"We want to do everything we can to equip a new generation of technology leaders with the knowledge and tools they need to harness the magic of software to improve lives, solve problems, and catalyze economic growth," Microsoft chairman Bill Gates said in a statement.
It's not all altruistic, of course. Microsoft hopes that by giving students software for free, the students will be more likely to purchase the paid versions later.
DreamSpark includes Visual Studio 2005 Professional Edition, Visual Studio 2008 Professional Edition, Expression Studio, XNA Game Studio 2.0 with a free yearlong subscription to the XNA Creators Club, SQL Server 2005 Developer Edition and Windows Server 2003 R2 Standard Edition. When Windows Server 2008 is released to MSDN, it will be available to students as well.
In the beginning, DreamSpark will provide college students in 10 countries access to all this software, and Microsoft hopes to expand the program worldwide and to high school students by the end of 2008. Students will log into a site on Microsoft's Channel 8 student-oriented Web site to get access.
The software will be available under an educational license, meaning that it isn't licensed to use for business. However, it won't stop working when students leave their institutions, and Joe Wilson, Microsoft's senior director of academic initiatives for developer and platform evangelism, said in an interview he hopes students will use the software as a way to get their business careers started.
"If we have a thousand more ISVs or new startups, I think that's a great outcome for this program," Wilson said. "Students are on the honor system. Overall, students are going to go do what the best thing for them is at that point; we don't sit around worrying about that."
It could be challenging for Microsoft to verify identities, but the company has a verification system in place to make sure students are students and not professional developers. It uses public and private sources of information to verify identities, including a database run by academic software company JourneyEd in the United States and other educational information networks in China and Europe.
That's not to say nonstudents won't fall through the cracks. "There's no magic button to instantly verify students," says Wilson.
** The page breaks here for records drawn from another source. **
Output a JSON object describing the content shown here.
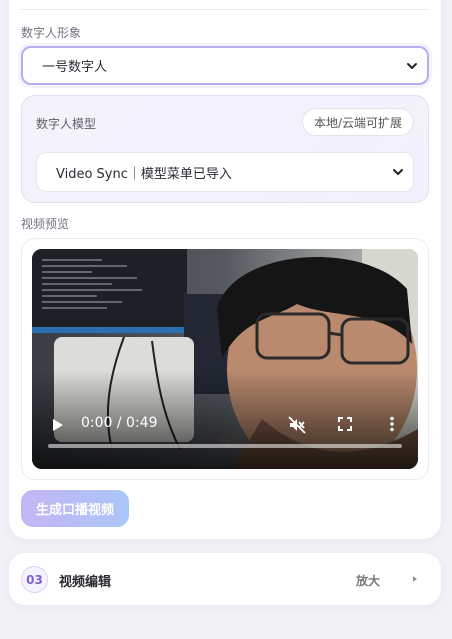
{
  "avatar_section": {
    "label": "数字人形象",
    "selected": "一号数字人"
  },
  "model_section": {
    "label": "数字人模型",
    "badge": "本地/云端可扩展",
    "selected": "Video Sync｜模型菜单已导入"
  },
  "preview_section": {
    "label": "视频预览",
    "video": {
      "time_display": "0:00 / 0:49",
      "progress_fraction": 0.0
    }
  },
  "generate_button": {
    "label": "生成口播视频"
  },
  "edit_card": {
    "step": "03",
    "title": "视频编辑",
    "zoom_label": "放大"
  },
  "colors": {
    "accent": "#7b5fe0",
    "accent_border": "#b9acf0",
    "background": "#f1f1f6"
  }
}
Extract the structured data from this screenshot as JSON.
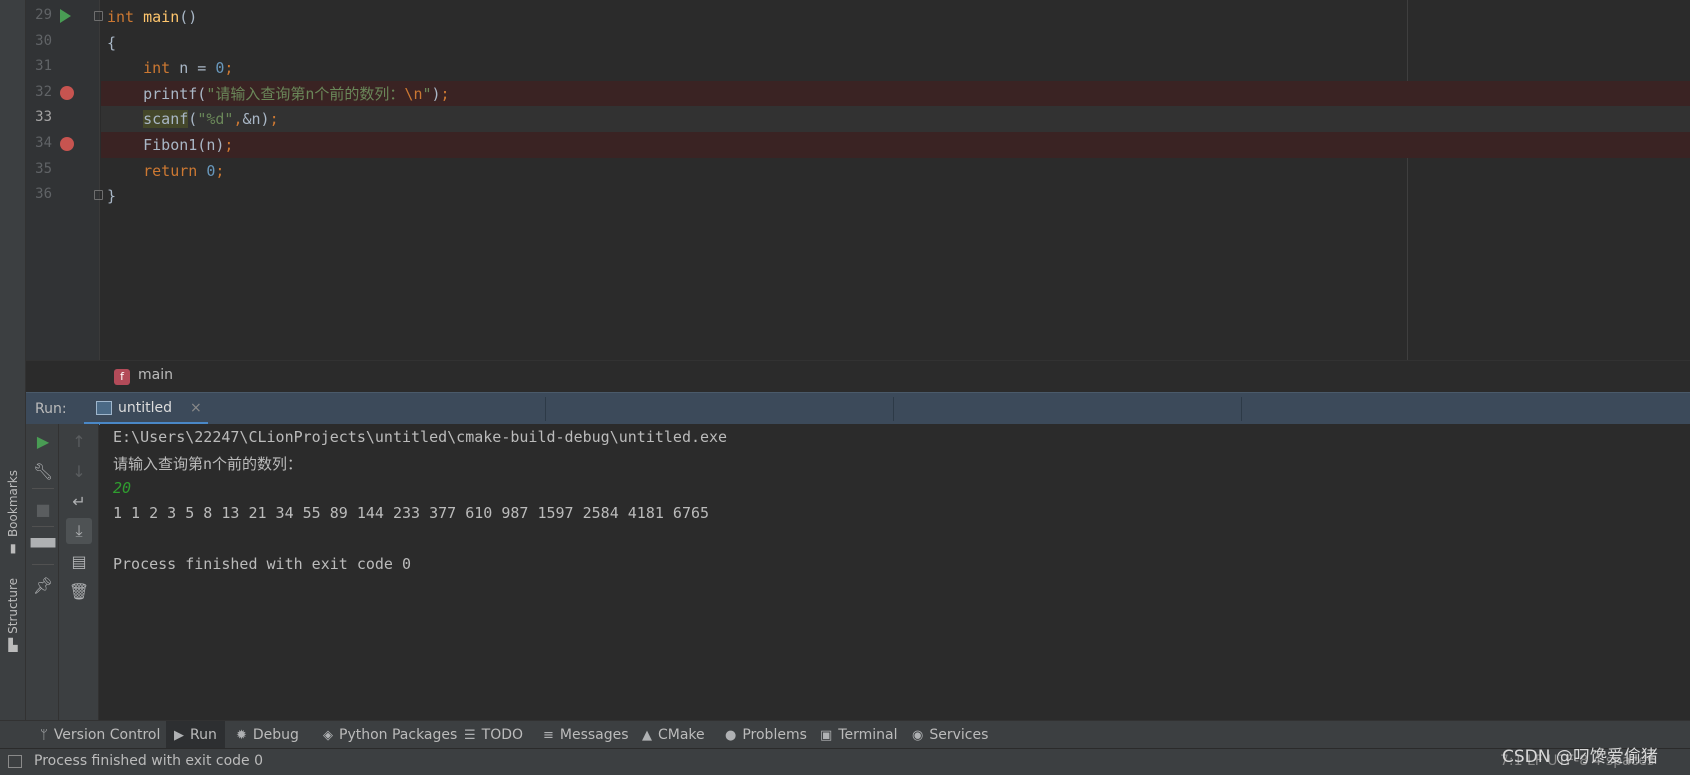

Microsoft's effort follows that of Adobe, which began giving away a free version of its Flex Builder development software to students in November.